A study has indicated that increased consumption of various emulsifiers that are part of the ‘E numbers’ class of food additives, commonly made use of in processed foods to enhance texture and prolong shelf-life, is linked to greater cardiovascular disease risk.1✅ JOURNAL REFERENCE
These results have significant implications for public health considering that these food additives are made use of everywhere in thousands of commonly eaten processed food products.
Emulsifiers are added to packaged and processed foods which include ready meals, margarine, bread, chocolate, desserts, ice cream, cakes, and pastries to improve their shelf life, texture, taste, and appearance.
They include pectins, gums, phosphates, red seaweed-derived carrageenans used for thickening foods, lecithins, modified starches, mono- and diglycerides of fatty acids, and celluloses.
Just like with all food additives, emulsifier safety is frequently evaluated according to the available evidence, but several recent studies suggest that gut bacteria is disrupted by emulsifiers and inflammation is increased, resulting in potentially higher susceptibility to cardiovascular issues.
The researchers evaluated the connections between emulsifier exposure and cardiovascular disease risks, such as cerebrovascular disease and coronary heart disease, conditions that affect blood vessels and blood flow in the brain and heart.
Their results are based on 95,442 individuals aged 43 years on average,79% were women, without any heart disease history who were participating in the NutriNet-Santé study.
The individuals completed a minimum of 3 (and as many as 21) 24-hour dietary records online throughout the first 2 years of monitoring. The consumption of each beverage and food item was then matched against 3 databases at the brand level to determine if any food additive was present and how much. Lab tests were also carried out to provide quantitative data.
Individuals were also requested to document any significant cardiovascular disease event, which included stroke or heart attack, which was confirmed by an expert panel after medical records were reviewed.

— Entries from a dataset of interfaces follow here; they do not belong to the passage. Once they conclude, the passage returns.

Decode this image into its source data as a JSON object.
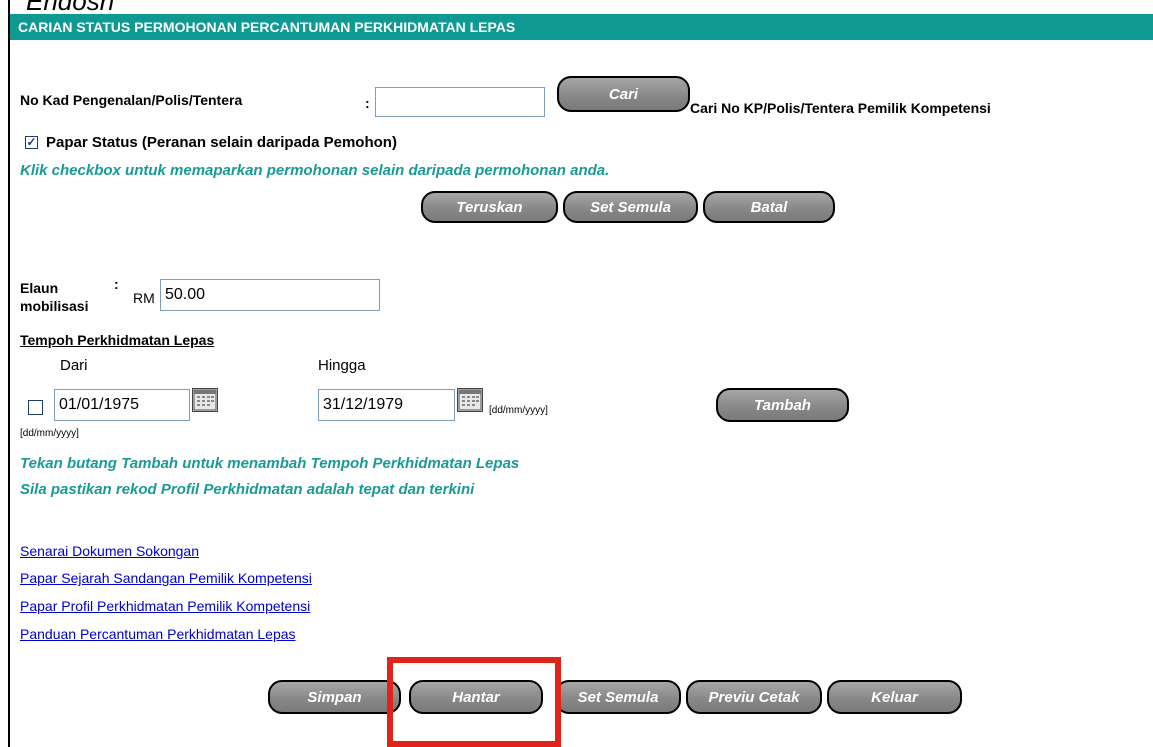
{
  "top_caption": "Endosh",
  "header": {
    "title": "CARIAN STATUS PERMOHONAN PERCANTUMAN PERKHIDMATAN LEPAS"
  },
  "search": {
    "label": "No Kad Pengenalan/Polis/Tentera",
    "colon": ":",
    "value": "",
    "button": "Cari",
    "hint": "Cari No KP/Polis/Tentera Pemilik Kompetensi"
  },
  "status_checkbox": {
    "checked": true,
    "check_glyph": "✓",
    "label": "Papar Status (Peranan selain daripada Pemohon)",
    "note": "Klik checkbox untuk memaparkan permohonan selain daripada permohonan anda."
  },
  "action_buttons": {
    "continue": "Teruskan",
    "reset": "Set Semula",
    "cancel": "Batal"
  },
  "allowance": {
    "label_line1": "Elaun",
    "label_line2": "mobilisasi",
    "colon": ":",
    "currency": "RM",
    "value": "50.00"
  },
  "period": {
    "heading": "Tempoh Perkhidmatan Lepas",
    "from_label": "Dari",
    "to_label": "Hingga",
    "from_value": "01/01/1975",
    "to_value": "31/12/1979",
    "date_format": "[dd/mm/yyyy]",
    "row_checked": false,
    "add_button": "Tambah",
    "note1": "Tekan butang Tambah untuk menambah Tempoh Perkhidmatan Lepas",
    "note2": "Sila pastikan rekod Profil Perkhidmatan adalah tepat dan terkini"
  },
  "links": [
    "Senarai Dokumen Sokongan",
    "Papar Sejarah Sandangan Pemilik Kompetensi",
    "Papar Profil Perkhidmatan Pemilik Kompetensi",
    "Panduan Percantuman Perkhidmatan Lepas"
  ],
  "footer_buttons": {
    "save": "Simpan",
    "submit": "Hantar",
    "reset": "Set Semula",
    "print_preview": "Previu Cetak",
    "exit": "Keluar"
  },
  "colors": {
    "header": "#0e9a92",
    "note_text": "#1a9a94",
    "highlight": "#e2231a"
  }
}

Deaths associated with cardiovascular disease were also documented making use of the national death register, and various well-known heart disease risk factors such as sex, age, BMI, physical activity levels, smoking status, family history, educational level, and quality of diet (e.g. alcohol intake, salt, sugar, energy) were factored in.
After a monitoring period of 7 years on average, increased consumption of carboxymethylcellulose (E466), cellulose (E460), and total celluloses (E460 to E468) were positively linked to increased cardiovascular disease risks, especially coronary heart disease.

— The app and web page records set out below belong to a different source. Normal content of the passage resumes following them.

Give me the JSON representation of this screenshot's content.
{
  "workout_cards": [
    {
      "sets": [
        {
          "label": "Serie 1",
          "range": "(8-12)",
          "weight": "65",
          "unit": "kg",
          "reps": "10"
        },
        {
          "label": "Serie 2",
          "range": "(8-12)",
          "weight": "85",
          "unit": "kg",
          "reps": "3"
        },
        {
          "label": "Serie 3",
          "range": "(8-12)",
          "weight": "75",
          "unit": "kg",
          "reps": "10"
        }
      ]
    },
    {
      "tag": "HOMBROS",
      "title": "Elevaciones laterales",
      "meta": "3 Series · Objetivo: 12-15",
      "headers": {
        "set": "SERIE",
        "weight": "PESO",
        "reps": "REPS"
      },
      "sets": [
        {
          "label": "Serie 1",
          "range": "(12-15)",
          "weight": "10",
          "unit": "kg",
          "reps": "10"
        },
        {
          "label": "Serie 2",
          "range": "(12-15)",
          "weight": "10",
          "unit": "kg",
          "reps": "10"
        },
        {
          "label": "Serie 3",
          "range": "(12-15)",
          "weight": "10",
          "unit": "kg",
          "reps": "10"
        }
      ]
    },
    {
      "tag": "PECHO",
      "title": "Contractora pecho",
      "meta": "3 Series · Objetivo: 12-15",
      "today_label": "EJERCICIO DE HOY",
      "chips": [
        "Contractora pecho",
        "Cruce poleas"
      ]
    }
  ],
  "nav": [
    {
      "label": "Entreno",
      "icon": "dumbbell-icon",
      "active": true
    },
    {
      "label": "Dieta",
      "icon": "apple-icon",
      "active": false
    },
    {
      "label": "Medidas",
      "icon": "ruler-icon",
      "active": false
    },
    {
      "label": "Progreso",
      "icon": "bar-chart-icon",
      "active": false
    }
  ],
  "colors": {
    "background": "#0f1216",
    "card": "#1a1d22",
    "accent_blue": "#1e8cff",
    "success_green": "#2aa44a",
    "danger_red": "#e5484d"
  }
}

Increased consumption of diglycerides and monoglycerides of fatty acids (E472 and E471) were linked to increased risks of all outcomes examined.
Lactic ester of diglycerides and monoglycerides of fatty acids (E472b) was linked to increased cerebrovascular diseases and cardiovascular disease risks, and citric acid ester of diglycerides and monoglycerides of fatty acids (E472c) was linked to increased coronary heart disease and cardiovascular disease risks.
Increased consumption of trisodium phosphate (E339) was linked to a higher coronary heart disease risk as well. There wasn’t any evidence of a link between the other emulsifiers examined and any cardiovascular conditions.
This is just one observational study, so cause can’t be established, and some study limitations were acknowledged by the researchers such as higher educational background, the high ratio of women, and generally more health-conscious behaviors among the individuals participating in the study in comparison to the general population, that might limit the reliability of the results.
Nonetheless, it was a huge study sample and a large variety of potentially influential factors were adjusted for, while detailed brand-specific food additive data was made use of. Also, the results remained unchanged after additional testing.